This day was spent visiting the site of the Ambelle Water Project, a scheme to supply 3 remote rural villages with fresh water which is supported by a charity in Jersey.
It involved travelling to an area called Widikum and from there trekking for some 2.5 hours through the bush before we reached Ambelle. From the village we climbed further uphill through the bush to reach the catchment. From this spot the spring water emerges and is protected. It will ultimately be taken down to the 20,000 litre storage tank which has been built to supply 11 standpipes providing fresh water to the 3 villages.
The start of this project was delayed but since then has rapidly progressed and with a joint stakeholder’s discussion during our visit, it was agreed that the work of the local villagers (digging the pipelines between the catchment and the standpipes) is the next priority.
Visit of the Bamenda and Portsmouth Committee to Water Project Site in Ambelle Village
Tuesday 23rd January
Our first visit was to meet with the HIV Support group who have received some small financial support enabling them to make soap, washing powder, traditional embroidery and other income generating activities which they can use to support themselves.
Following a brief visit to Christ the King Secondary School Mbengwi where numbers are still below the norm we moved on to the primary school which is twinned with St. John’s PS Portsmouth. There we inspected the site of another arson attack. The Head Teacher Beatrice Diangang has shown great courage in ensuring the school remains open but they lost a lot of equipment for their nursery department.
On then to the Health Centre at Njindom which had received support in recent years and is well staffed and maintained but sadly has relatively few patients at the present time. We established that this was in part due to a number of new healthcare establishments starting up in the same area. The Healthcare Coordinator made a number of suggestions as to how things might be improved to encourage the local community to use their resource.
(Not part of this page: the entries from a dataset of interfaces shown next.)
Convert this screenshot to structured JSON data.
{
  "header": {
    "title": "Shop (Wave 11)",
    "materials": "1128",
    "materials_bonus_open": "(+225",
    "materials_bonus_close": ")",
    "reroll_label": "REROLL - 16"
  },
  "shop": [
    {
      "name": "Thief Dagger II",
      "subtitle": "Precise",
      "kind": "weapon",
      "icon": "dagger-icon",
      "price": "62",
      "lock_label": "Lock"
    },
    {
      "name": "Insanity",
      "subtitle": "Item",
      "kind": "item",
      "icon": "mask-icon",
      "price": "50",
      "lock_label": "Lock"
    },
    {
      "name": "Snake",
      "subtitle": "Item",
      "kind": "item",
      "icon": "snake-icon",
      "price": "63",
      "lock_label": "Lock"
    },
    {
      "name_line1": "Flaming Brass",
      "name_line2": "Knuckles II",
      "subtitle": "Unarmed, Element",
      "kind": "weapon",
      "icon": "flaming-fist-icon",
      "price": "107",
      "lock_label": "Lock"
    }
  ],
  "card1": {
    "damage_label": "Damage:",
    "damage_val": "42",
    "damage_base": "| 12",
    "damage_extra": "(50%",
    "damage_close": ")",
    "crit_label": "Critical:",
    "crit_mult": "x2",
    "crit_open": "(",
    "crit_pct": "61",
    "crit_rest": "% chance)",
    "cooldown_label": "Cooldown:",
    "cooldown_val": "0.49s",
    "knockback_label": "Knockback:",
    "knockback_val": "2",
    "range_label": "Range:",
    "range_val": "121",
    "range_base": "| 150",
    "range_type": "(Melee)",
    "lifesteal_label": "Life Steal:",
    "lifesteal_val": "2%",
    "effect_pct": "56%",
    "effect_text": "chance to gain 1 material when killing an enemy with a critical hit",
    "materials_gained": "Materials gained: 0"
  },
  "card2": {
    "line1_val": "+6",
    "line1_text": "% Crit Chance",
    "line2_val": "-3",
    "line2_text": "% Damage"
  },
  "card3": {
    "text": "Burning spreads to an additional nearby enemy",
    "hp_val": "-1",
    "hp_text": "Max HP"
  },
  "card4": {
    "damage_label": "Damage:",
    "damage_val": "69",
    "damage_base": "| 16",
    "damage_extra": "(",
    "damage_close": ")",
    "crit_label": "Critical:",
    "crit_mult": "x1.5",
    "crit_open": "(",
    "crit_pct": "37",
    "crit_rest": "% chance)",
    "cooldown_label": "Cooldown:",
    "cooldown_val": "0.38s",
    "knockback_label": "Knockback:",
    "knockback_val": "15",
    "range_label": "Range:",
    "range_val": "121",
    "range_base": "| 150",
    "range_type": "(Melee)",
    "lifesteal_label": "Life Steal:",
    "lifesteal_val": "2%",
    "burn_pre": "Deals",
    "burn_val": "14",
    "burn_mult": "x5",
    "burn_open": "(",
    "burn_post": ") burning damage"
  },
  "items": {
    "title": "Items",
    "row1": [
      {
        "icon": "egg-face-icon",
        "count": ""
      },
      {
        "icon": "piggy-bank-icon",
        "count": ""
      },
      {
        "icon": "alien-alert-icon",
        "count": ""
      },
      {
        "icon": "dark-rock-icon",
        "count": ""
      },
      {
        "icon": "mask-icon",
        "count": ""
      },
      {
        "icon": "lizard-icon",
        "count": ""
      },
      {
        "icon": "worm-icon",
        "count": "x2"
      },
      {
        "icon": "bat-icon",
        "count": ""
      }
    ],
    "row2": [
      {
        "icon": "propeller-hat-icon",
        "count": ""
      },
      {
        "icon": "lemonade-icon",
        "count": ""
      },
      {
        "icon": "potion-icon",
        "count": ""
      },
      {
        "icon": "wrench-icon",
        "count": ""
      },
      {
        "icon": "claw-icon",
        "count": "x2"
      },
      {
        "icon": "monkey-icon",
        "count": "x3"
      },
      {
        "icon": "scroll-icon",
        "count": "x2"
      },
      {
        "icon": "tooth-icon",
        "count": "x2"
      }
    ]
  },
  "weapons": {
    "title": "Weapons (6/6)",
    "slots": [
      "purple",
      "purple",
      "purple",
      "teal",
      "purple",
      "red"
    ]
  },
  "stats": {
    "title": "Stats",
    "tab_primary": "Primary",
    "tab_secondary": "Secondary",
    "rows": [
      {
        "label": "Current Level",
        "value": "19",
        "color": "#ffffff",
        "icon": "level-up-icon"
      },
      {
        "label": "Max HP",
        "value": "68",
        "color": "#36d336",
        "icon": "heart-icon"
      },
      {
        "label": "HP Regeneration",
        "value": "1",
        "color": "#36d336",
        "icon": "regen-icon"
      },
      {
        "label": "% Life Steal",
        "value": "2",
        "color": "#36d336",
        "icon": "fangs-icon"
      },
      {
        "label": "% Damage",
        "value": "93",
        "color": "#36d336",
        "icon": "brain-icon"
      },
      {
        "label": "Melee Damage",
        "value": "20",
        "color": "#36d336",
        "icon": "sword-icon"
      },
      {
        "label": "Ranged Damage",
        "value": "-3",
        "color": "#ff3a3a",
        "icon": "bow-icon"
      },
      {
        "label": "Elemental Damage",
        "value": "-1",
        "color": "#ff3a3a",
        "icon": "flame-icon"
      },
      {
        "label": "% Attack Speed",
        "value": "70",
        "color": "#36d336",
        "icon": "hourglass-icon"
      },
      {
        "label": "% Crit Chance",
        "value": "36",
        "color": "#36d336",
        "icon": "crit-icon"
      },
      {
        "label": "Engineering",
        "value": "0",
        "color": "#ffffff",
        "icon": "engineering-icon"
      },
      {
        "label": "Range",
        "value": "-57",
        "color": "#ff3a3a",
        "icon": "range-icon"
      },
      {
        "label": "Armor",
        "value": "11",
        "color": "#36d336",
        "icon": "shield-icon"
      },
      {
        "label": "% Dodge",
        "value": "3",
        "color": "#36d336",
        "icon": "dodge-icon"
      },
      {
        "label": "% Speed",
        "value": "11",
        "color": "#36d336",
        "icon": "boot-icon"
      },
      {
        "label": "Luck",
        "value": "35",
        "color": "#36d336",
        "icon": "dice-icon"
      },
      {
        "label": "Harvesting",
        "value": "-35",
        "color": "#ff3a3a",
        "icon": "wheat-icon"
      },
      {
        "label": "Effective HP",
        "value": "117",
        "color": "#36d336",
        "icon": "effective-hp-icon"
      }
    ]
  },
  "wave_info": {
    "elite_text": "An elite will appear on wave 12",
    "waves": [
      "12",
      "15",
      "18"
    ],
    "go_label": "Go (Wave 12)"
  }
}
Wednesday 24th January
A brief visit was made to a special school at Fundong and its neighbour St. Jude’s, which is twinned with St Peter’s school in Winchester. Sadly again numbers were down to just over half the normal intake due to the crisis. Schools in more rural areas have had fewer pupils registering than in the urban areas.
With Fr. Noah, the local parish priest we visited St. Francis Xavier P S in Boyui, Fundong. This school has some 200 pupils attending at present. Some improvements have been carried out but a whole block is in need of being rebuilt. It is intended that the school is to be twinned with Notre Dame du Rosaire P S Guernsey.
At Njinikom Hospital we met the new matron Sr. Jethro Nkenglefac. It was encouraging to see things working well following a recent crisis and also to see the completion of the new footpath between the hospital and the patient’s kitchen. This was the latest project supported through the long term link with St Colman with St Paul parish Cosham and other Portsmouth Bamenda funds.
Thursday 25th January
Our final day in Bamenda began with a visit to the church in Alatening, Akum. Here, in collaboration with the community, we have been helping with the construction of the mission station church. The work is now at an advanced stage and is already in use (photos of it can be seen under the Faith projects section).
The remainder of the day was spent in meetings with the Bamenda Portsmouth Committee and representatives of the various organisations with whom we are working.
Throughout our visit we had a number of discussions with Archbishop Cornelius and Auxiliary Bishop Michael. It was very evident how deeply everyone is affected by the current troubles and how hard they are trying to resolve them peacefully through dialogue.
In these difficult times and in the course of our visit we began to understand how much our visit and our solidarity with our brothers and sisters in our twinned diocese in Bamenda is appreciated. Please keep them in your prayers.